- **Aim of the exercise**: Every entry below should come back unchanged, except that the pictures are dropped.

- **Data for the task**:
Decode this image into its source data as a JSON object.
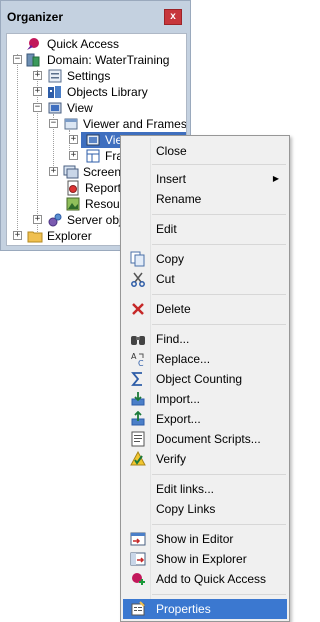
{
  "organizer": {
    "title": "Organizer",
    "close_glyph": "x",
    "tree": [
      {
        "label": "Quick Access",
        "icon": "quick-access-icon"
      },
      {
        "label": "Domain: WaterTraining",
        "icon": "domain-icon"
      },
      {
        "label": "Settings",
        "icon": "settings-icon"
      },
      {
        "label": "Objects Library",
        "icon": "objects-library-icon"
      },
      {
        "label": "View",
        "icon": "view-icon"
      },
      {
        "label": "Viewer and Frames",
        "icon": "folder-icon"
      },
      {
        "label": "View",
        "icon": "view-icon"
      },
      {
        "label": "Fram",
        "icon": "frame-icon"
      },
      {
        "label": "Screens",
        "icon": "screens-icon"
      },
      {
        "label": "Reports",
        "icon": "reports-icon"
      },
      {
        "label": "Resource",
        "icon": "resources-icon"
      },
      {
        "label": "Server objec",
        "icon": "server-objects-icon"
      },
      {
        "label": "Explorer",
        "icon": "folder-icon"
      }
    ]
  },
  "context_menu": {
    "items": [
      {
        "label": "Close",
        "icon": ""
      },
      {
        "label": "Insert",
        "icon": "",
        "submenu_arrow": "▶"
      },
      {
        "label": "Rename",
        "icon": ""
      },
      {
        "label": "Edit",
        "icon": ""
      },
      {
        "label": "Copy",
        "icon": "copy-icon"
      },
      {
        "label": "Cut",
        "icon": "cut-icon"
      },
      {
        "label": "Delete",
        "icon": "delete-icon"
      },
      {
        "label": "Find...",
        "icon": "find-icon"
      },
      {
        "label": "Replace...",
        "icon": "replace-icon"
      },
      {
        "label": "Object Counting",
        "icon": "sigma-icon"
      },
      {
        "label": "Import...",
        "icon": "import-icon"
      },
      {
        "label": "Export...",
        "icon": "export-icon"
      },
      {
        "label": "Document Scripts...",
        "icon": "document-scripts-icon"
      },
      {
        "label": "Verify",
        "icon": "verify-icon"
      },
      {
        "label": "Edit links...",
        "icon": ""
      },
      {
        "label": "Copy Links",
        "icon": ""
      },
      {
        "label": "Show in Editor",
        "icon": "show-in-editor-icon"
      },
      {
        "label": "Show in Explorer",
        "icon": "show-in-explorer-icon"
      },
      {
        "label": "Add to Quick Access",
        "icon": "add-quick-access-icon"
      },
      {
        "label": "Properties",
        "icon": "properties-icon"
      }
    ]
  },
  "colors": {
    "panel_bg": "#c4d1e0",
    "close_red": "#c7363b",
    "selection_blue": "#3f6fbf",
    "menu_highlight": "#3b78d0"
  }
}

- **Your solution**:
Decode this image into its source data as a JSON object.
{
  "organizer": {
    "title": "Organizer",
    "close_glyph": "x",
    "tree": [
      {
        "label": "Quick Access",
        "icon": "quick-access-icon"
      },
      {
        "label": "Domain: WaterTraining",
        "icon": "domain-icon"
      },
      {
        "label": "Settings",
        "icon": "settings-icon"
      },
      {
        "label": "Objects Library",
        "icon": "objects-library-icon"
      },
      {
        "label": "View",
        "icon": "view-icon"
      },
      {
        "label": "Viewer and Frames",
        "icon": "folder-icon"
      },
      {
        "label": "View",
        "icon": "view-icon"
      },
      {
        "label": "Fram",
        "icon": "frame-icon"
      },
      {
        "label": "Screens",
        "icon": "screens-icon"
      },
      {
        "label": "Reports",
        "icon": "reports-icon"
      },
      {
        "label": "Resource",
        "icon": "resources-icon"
      },
      {
        "label": "Server objec",
        "icon": "server-objects-icon"
      },
      {
        "label": "Explorer",
        "icon": "folder-icon"
      }
    ]
  },
  "context_menu": {
    "items": [
      {
        "label": "Close",
        "icon": ""
      },
      {
        "label": "Insert",
        "icon": "",
        "submenu_arrow": "▶"
      },
      {
        "label": "Rename",
        "icon": ""
      },
      {
        "label": "Edit",
        "icon": ""
      },
      {
        "label": "Copy",
        "icon": "copy-icon"
      },
      {
        "label": "Cut",
        "icon": "cut-icon"
      },
      {
        "label": "Delete",
        "icon": "delete-icon"
      },
      {
        "label": "Find...",
        "icon": "find-icon"
      },
      {
        "label": "Replace...",
        "icon": "replace-icon"
      },
      {
        "label": "Object Counting",
        "icon": "sigma-icon"
      },
      {
        "label": "Import...",
        "icon": "import-icon"
      },
      {
        "label": "Export...",
        "icon": "export-icon"
      },
      {
        "label": "Document Scripts...",
        "icon": "document-scripts-icon"
      },
      {
        "label": "Verify",
        "icon": "verify-icon"
      },
      {
        "label": "Edit links...",
        "icon": ""
      },
      {
        "label": "Copy Links",
        "icon": ""
      },
      {
        "label": "Show in Editor",
        "icon": "show-in-editor-icon"
      },
      {
        "label": "Show in Explorer",
        "icon": "show-in-explorer-icon"
      },
      {
        "label": "Add to Quick Access",
        "icon": "add-quick-access-icon"
      },
      {
        "label": "Properties",
        "icon": "properties-icon"
      }
    ]
  },
  "colors": {
    "panel_bg": "#c4d1e0",
    "close_red": "#c7363b",
    "selection_blue": "#3f6fbf",
    "menu_highlight": "#3b78d0"
  }
}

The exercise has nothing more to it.